Kansas Gov. Kathleen Sebelius on Saturday accepted President Obama's request to become his Health and Human Services secretary, stepping into a central role in the new administration's ambitious effort to overhaul the nation's healthcare system.
The White House is to convene a summit on healthcare in a few days, an early step in Obama's plan to vastly expand the reach of the nation's healthcare system.
A formal announcement of her nomination is planned Monday.
The summit, the first in a series of open meetings planned around the country, is intended to call attention to problems in the nation's system, including soaring costs and big coverage gaps -- with the hope of rallying public support to counter expected opposition.
Similar to last week's summit on fiscal responsibility, the health session will open with remarks by Obama and then divide into working groups run by administration officials.
In his budget proposal unveiled last week, Obama set aside $634 billion for a new healthcare reserve fund that over the next decade would serve as a substantial down payment on the cost of moving the country closer to universal health coverage. About 46 million people in America lack healthcare coverage, a number likely to grow as the economic downturn throws more out of work.
If confirmed by the Senate, Sebelius would fill a key Cabinet position originally intended for Tom Daschle, a South Dakota Democrat who withdrew from consideration last month over his failure to pay $146,000 in back taxes and interest before he was nominated.
The withdrawal of Daschle, a former Senate majority leader versed in the intricate ways not only of Congress but of the nation's $2.3-trillion healthcare system, was a blow to the administration. Steering the costly healthcare agenda will be complicated and politically charged.
Sebelius would inherit a department of 65,000 employees responsible for public health, food safety, scientific research and the administration of the Medicare and Medicaid, which serve 90 million Americans.
The solvency of those two programs is yet another worry confronting the administration, which has vowed to take on entitlement reform.
The department's budget, consumed largely by those two programs, exceeds $700 billion.
Sibelius' healthcare experience stems primarily from her eight years as Kansas insurance commissioner and her work as governor overseeing the Medicaid health program for the poor.
She tried unsuccessfully to expand health coverage in the state through higher cigarette taxes.
Under her watch, Kansas has added tens of thousands of low-income children to state health programs.
More than a month into the administration, few Obama appointees have been placed in the health agency, and the president has yet to name a chief for the major health agencies such as the Food and Drug Administration or the National Institutes of Health.
An administration source said Obama would probably nominate someone else for a second post Daschle had created for himself: director of a new White House Office of Health Reform.

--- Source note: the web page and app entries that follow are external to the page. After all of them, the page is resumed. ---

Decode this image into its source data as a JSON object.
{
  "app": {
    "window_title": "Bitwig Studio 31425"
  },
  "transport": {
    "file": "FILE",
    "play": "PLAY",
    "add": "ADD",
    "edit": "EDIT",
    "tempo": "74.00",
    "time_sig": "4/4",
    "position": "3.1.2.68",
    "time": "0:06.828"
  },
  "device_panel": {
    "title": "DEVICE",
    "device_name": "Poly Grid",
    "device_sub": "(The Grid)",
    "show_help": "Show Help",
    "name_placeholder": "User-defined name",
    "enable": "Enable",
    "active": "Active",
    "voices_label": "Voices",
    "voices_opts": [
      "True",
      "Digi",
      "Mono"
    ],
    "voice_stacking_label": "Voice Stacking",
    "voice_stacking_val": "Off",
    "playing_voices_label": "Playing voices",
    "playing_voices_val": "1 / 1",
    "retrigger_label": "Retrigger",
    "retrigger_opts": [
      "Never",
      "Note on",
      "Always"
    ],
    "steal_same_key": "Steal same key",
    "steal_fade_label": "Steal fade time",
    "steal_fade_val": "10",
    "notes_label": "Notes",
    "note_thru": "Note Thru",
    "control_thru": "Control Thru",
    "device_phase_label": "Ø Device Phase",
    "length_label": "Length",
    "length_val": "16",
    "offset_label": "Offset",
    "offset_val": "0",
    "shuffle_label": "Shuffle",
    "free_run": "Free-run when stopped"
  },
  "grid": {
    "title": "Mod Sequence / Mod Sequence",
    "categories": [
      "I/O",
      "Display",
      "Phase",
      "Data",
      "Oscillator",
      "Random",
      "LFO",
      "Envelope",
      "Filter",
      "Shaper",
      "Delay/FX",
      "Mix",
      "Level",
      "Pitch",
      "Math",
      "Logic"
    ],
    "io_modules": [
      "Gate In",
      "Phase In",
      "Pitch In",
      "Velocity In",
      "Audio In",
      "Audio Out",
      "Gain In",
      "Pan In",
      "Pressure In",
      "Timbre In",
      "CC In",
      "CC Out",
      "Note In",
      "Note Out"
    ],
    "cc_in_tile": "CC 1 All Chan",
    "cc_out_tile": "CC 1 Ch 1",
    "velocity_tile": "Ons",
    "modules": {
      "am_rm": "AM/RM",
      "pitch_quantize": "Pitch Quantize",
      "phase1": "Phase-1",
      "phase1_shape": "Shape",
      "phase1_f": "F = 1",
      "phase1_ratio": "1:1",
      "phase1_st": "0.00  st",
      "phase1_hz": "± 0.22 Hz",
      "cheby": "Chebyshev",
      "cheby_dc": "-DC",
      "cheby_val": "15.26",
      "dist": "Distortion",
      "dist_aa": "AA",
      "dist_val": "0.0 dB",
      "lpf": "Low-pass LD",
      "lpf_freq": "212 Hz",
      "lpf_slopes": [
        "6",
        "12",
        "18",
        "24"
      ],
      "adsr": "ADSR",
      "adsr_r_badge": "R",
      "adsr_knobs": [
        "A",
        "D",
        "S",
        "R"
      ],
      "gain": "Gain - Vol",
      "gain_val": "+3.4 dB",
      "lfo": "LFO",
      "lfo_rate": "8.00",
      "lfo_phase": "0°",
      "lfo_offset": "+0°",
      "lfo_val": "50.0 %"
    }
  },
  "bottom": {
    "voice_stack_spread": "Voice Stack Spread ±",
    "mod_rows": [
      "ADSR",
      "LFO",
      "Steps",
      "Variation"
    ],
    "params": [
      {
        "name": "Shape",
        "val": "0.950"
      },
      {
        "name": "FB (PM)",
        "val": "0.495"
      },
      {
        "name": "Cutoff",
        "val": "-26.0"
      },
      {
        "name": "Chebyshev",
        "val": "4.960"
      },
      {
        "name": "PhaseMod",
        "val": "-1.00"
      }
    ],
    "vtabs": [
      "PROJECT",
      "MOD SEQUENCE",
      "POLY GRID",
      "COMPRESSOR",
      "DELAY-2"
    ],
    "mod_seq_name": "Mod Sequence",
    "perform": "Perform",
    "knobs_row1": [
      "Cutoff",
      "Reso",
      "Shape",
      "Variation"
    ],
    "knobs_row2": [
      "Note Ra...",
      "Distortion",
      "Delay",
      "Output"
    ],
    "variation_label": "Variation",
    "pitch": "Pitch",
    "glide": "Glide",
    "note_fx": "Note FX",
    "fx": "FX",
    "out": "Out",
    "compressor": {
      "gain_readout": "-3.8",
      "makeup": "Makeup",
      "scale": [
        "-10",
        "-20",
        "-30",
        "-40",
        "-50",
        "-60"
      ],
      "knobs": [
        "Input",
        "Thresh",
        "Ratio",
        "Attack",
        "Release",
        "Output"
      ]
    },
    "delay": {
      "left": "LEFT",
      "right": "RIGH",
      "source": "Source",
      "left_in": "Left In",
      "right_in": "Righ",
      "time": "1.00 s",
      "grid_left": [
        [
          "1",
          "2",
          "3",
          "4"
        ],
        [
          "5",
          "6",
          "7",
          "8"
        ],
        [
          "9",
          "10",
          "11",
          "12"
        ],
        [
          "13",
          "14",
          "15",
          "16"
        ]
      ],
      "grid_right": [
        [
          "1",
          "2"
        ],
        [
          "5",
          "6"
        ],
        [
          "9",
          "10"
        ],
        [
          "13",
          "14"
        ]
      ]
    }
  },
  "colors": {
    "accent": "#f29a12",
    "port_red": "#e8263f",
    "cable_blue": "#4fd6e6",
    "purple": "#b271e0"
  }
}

One name mentioned for the job is former Clinton administration advisor Nancy-Ann DeParle, who would take over the effort to create, sell and implement the prospective healthcare overhaul.